Breakthrough study inspires a playbook with specific actions to prevent CTE
(Boston) Prevention of Chronic Traumatic Encephalopathy (CTE) is now possible, experts say, but it will require sports to move beyond current concussion protocols. To help sports teams prevent CTE in current players, the Concussion Legacy Foundation (CLF) and the Boston University (BU) CTE Center have published the first CTE Prevention Protocol, which provides a simple playbook to prevent the degenerative brain disease diagnosed in nearly 1,000 athletes across more than a dozen contact sports.
The CTE Prevention Protocol was inspired by 15 years of BU CTE Center research investigating why some individuals exposed to head impacts develop CTE while others do not. A study published Tuesday in Nature Communications by researchers at Mass General Brigham, Harvard Medical School, and the Boston University Chobanian & Avedisian School of Medicine showed that in football players, CTE risk is closely correlated to the cumulative force of impacts to the head.
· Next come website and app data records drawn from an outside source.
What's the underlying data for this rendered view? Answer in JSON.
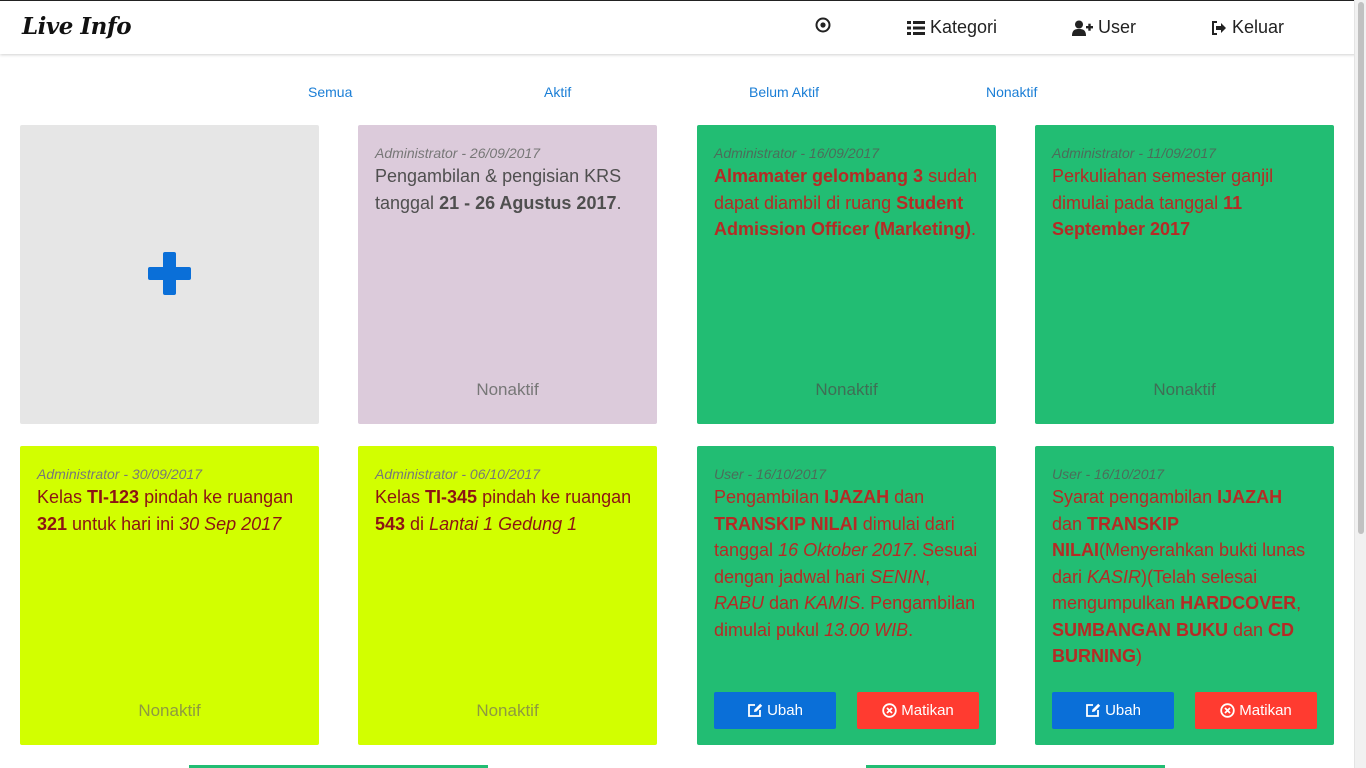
{
  "app": {
    "brand": "Live Info"
  },
  "nav": {
    "kategori": "Kategori",
    "user": "User",
    "keluar": "Keluar"
  },
  "tabs": [
    "Semua",
    "Aktif",
    "Belum Aktif",
    "Nonaktif"
  ],
  "buttons": {
    "ubah": "Ubah",
    "matikan": "Matikan"
  },
  "colors": {
    "purple": "#dccbdb",
    "green": "#22bd73",
    "lime": "#d2ff00",
    "add": "#e6e6e6",
    "primary": "#0a6fd8",
    "danger": "#ff3b30"
  },
  "cards": [
    {
      "meta": "Administrator - 26/09/2017",
      "status": "Nonaktif",
      "body": [
        "Pengambilan & pengisian KRS tanggal ",
        "21 - 26 Agustus 2017",
        "."
      ]
    },
    {
      "meta": "Administrator - 16/09/2017",
      "status": "Nonaktif",
      "body": [
        "Almamater gelombang 3",
        " sudah dapat diambil di ruang ",
        "Student Admission Officer (Marketing)",
        "."
      ]
    },
    {
      "meta": "Administrator - 11/09/2017",
      "status": "Nonaktif",
      "body": [
        "Perkuliahan semester ganjil dimulai pada tanggal ",
        "11 September 2017"
      ]
    },
    {
      "meta": "Administrator - 30/09/2017",
      "status": "Nonaktif",
      "body": [
        "Kelas ",
        "TI-123",
        " pindah ke ruangan ",
        "321",
        " untuk hari ini ",
        "30 Sep 2017"
      ]
    },
    {
      "meta": "Administrator - 06/10/2017",
      "status": "Nonaktif",
      "body": [
        "Kelas ",
        "TI-345",
        " pindah ke ruangan ",
        "543",
        " di ",
        "Lantai 1 Gedung 1"
      ]
    },
    {
      "meta": "User - 16/10/2017",
      "body": [
        "Pengambilan ",
        "IJAZAH",
        " dan ",
        "TRANSKIP NILAI",
        " dimulai dari tanggal ",
        "16 Oktober 2017",
        ". Sesuai dengan jadwal hari ",
        "SENIN",
        ", ",
        "RABU",
        " dan ",
        "KAMIS",
        ". Pengambilan dimulai pukul ",
        "13.00 WIB",
        "."
      ]
    },
    {
      "meta": "User - 16/10/2017",
      "body": [
        "Syarat pengambilan ",
        "IJAZAH",
        " dan ",
        "TRANSKIP NILAI",
        "(Menyerahkan bukti lunas dari ",
        "KASIR",
        ")(Telah selesai mengumpulkan ",
        "HARDCOVER",
        ", ",
        "SUMBANGAN BUKU",
        " dan ",
        "CD BURNING",
        ")"
      ]
    }
  ]
}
Simple changes to how sports are played and practiced — to reduce both the number of hits to the head, as well as the strength of impacts — could prevent most future CTE cases.
“Over the last decade, every sport has created a concussion protocol to protect athletes,” said Chris Nowinski, PhD, CEO of the Concussion Legacy Foundation. “Concussion protocols do not prevent CTE. Every sport and team need a CTE Prevention Protocol based on the principles of fewer hits to the head and fewer hard hits to the head. CTE prevention is that simple.”
In the study of 631 deceased football players, the largest CTE study to date, scientists found the number of diagnosed concussions alone was not associated with CTE risk. Instead, football players’ odds of developing CTE were related to both how many head impacts they received and how hard those head impacts were.
“CTE is a preventable disease, and this new study suggests that we could lower the odds that athletes develop CTE if we reduce both the number of head impacts and the force of the impacts,” said Dr. Ann McKee, chief of neuropathology for the VA Boston Healthcare System and director of the Boston University CTE Center and UNITE Brain Bank. "Based on what I have learned from patients and their families, we should do everything in our power to prevent CTE."
As an example, the CTE Prevention Protocol shows that for offensive linemen, reducing head impacts in practice by half during high school and college would be expected to reduce the odds of developing CTE by 50%. If the hardest 10% of impacts were prevented through safer drills and rule changes, CTE risk would decrease by another 50%.
“Although this study was limited to football players, it also provides insight into the impact characteristics most responsible for CTE pathology outside of football, because your brain doesn’t care what hits it,” said study lead author Dan Daneshvar, MD, PhD, Chief of Brain Injury Medicine for Spaulding Rehabilitation at Mass General Brigham, Assistant Professor at Harvard Medical School and advisor to CLF. “The finding that estimated lifetime force was related to CTE in football players likely holds true for other contact sports, military exposure, or domestic violence.”
You can read and download the CTE Prevention Protocol here.